The remaining part fell on debt, from which Intesa contributed 5.2 billion euros. The missing part, according to Glencore, should have been provided by Russian banks. These lenders were never named.
The amount accrued to Russian banks was about $ 2.5 billion. Two banking sources close to Rosneft told Reuters that VTB was one of the banks that took part in loans of $ 2.5 billion in 2016.
These sources said that other banks were Gazprombank and Otkritie FC, which, like VTB, are affiliated with the state, although the discovery was private during the transaction.
It is not clear which part of the $ 2.5 billion each of the Russian banks provided.
VTB's participation in raising $ 2.5 billion is not related to the approximately $ 6 billion that, according to nine sources, VTB has provided Qatar this year.
When asked about loans of $ 2.5 billion, VTB responded that it did not provide financing, but was the coordinating bank on behalf of Rosneft.
The discovery declined to comment, Gazprombank did not answer the questions.
As for the largest share of financing, a loan of 5.2 billion euros provided by Intesa, the Italian bank planned to syndicate these funds - a common practice designed to spread risks and reduce the burden on the bank’s capital.

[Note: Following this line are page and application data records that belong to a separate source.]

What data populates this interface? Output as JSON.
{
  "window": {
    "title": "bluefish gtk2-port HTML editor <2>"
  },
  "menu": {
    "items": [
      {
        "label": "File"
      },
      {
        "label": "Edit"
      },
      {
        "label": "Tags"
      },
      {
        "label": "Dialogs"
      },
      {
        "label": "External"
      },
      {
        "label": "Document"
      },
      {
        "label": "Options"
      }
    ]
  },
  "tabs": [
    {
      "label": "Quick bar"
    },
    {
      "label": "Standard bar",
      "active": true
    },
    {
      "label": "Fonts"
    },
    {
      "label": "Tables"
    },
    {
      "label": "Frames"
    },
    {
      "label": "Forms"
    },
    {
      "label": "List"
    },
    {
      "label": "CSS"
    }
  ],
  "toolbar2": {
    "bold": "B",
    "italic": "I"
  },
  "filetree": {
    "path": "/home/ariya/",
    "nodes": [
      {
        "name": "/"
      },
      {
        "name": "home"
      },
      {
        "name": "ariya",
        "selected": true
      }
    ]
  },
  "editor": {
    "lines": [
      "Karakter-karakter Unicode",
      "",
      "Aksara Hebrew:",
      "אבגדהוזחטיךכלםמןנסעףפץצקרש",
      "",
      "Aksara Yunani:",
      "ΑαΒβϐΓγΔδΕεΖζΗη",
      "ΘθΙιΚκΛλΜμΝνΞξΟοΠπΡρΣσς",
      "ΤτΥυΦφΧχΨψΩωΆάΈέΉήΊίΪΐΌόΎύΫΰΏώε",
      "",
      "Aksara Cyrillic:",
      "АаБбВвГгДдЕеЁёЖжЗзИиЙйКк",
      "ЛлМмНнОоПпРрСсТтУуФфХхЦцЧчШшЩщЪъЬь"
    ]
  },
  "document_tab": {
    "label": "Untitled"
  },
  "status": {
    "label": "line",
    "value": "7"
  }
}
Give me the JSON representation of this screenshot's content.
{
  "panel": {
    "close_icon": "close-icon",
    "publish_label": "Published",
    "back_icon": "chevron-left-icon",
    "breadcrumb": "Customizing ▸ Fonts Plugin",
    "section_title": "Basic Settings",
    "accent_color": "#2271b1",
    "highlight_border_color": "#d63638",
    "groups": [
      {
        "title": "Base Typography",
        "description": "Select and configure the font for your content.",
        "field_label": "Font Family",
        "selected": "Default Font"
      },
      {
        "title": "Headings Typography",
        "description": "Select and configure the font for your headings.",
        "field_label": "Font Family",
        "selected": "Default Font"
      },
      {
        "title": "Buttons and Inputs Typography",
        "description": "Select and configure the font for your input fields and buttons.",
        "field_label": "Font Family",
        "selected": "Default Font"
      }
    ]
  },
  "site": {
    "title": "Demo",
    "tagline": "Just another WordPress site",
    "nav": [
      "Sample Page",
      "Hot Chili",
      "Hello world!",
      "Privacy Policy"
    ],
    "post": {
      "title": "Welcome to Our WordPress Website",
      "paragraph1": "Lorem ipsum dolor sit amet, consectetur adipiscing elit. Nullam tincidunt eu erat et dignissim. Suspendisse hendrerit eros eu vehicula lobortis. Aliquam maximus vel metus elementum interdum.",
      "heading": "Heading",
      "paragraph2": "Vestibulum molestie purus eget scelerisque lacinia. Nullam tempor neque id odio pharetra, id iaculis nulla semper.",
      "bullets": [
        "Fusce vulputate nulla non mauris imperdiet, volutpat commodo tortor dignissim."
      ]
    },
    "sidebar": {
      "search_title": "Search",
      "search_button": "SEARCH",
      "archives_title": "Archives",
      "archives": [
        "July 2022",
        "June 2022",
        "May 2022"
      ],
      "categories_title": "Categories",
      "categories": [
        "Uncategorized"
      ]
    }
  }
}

However, two banking sources and a source close to the Italian side of the deal said that the syndication had collapsed because the Western banks that Intesa turned to were too afraid of the risks, since Rosneft and Sechin are under US sanctions.
Intesa declined to comment.
During the announcement of the deal in December 2016 and during the weeks after it, Russian officials publicly announced a long-term partnership with Rosneft’s new shareholders, Qatar and Glencore.
However, when in September 2017, Sechin announced the purchase of 14.2 percent of Rosneft from the Qatar consortium and Glencore by the Chinese energy company CEFC, it became clear that the deal was not yet completed.
Explaining why the original agreement did not succeed, he told the Russian state-run television channel that the new shareholders considered the cost of debt service too high.
However, the deal with CEFC was never closed due to an investigation into the head of the company Ye Jianmin, who was under investigation due to suspicions of economic crimes.
Nothing is known about the status of the investigation since then, as well as whether charges were filed against Ye Jianmini. The name E, however, was mentioned in connection with the bribery case against a high-ranking functionary of the Chinese Communist Party, the state television channel CCTV reported in September.
Neither E nor CEFC responded to the request for comment.
Sechin had to look for a buyer again.
As a result, in May 2018, Qatar agreed to become the owner of a stake in Rosneft, funded by Intesa.
Officially, no one informed how the new deal with Qatar was financed, or who provided the funds.
But the participation in it Intesa ended.
The document, dated September 6, 2018 and entered into the business register of Singapore, where the company is registered, which owned shares of Rosneft on behalf of Qatar and Glencore, indicates that Intesa has ceased to be a creditor and does not hold shares as collateral.
The document does not indicate who became the new lender. According to nine sources familiar with the arrangements, this lender is VTB.
At a reception at the Italian Embassy in Moscow on the occasion of receiving the Order for Services to the Italian Republic last November, Sechin held a gray-haired man with fashionable glasses under his arm.
It was Andrei Kostin, the head of the bank who helped finance the privatization - VTB.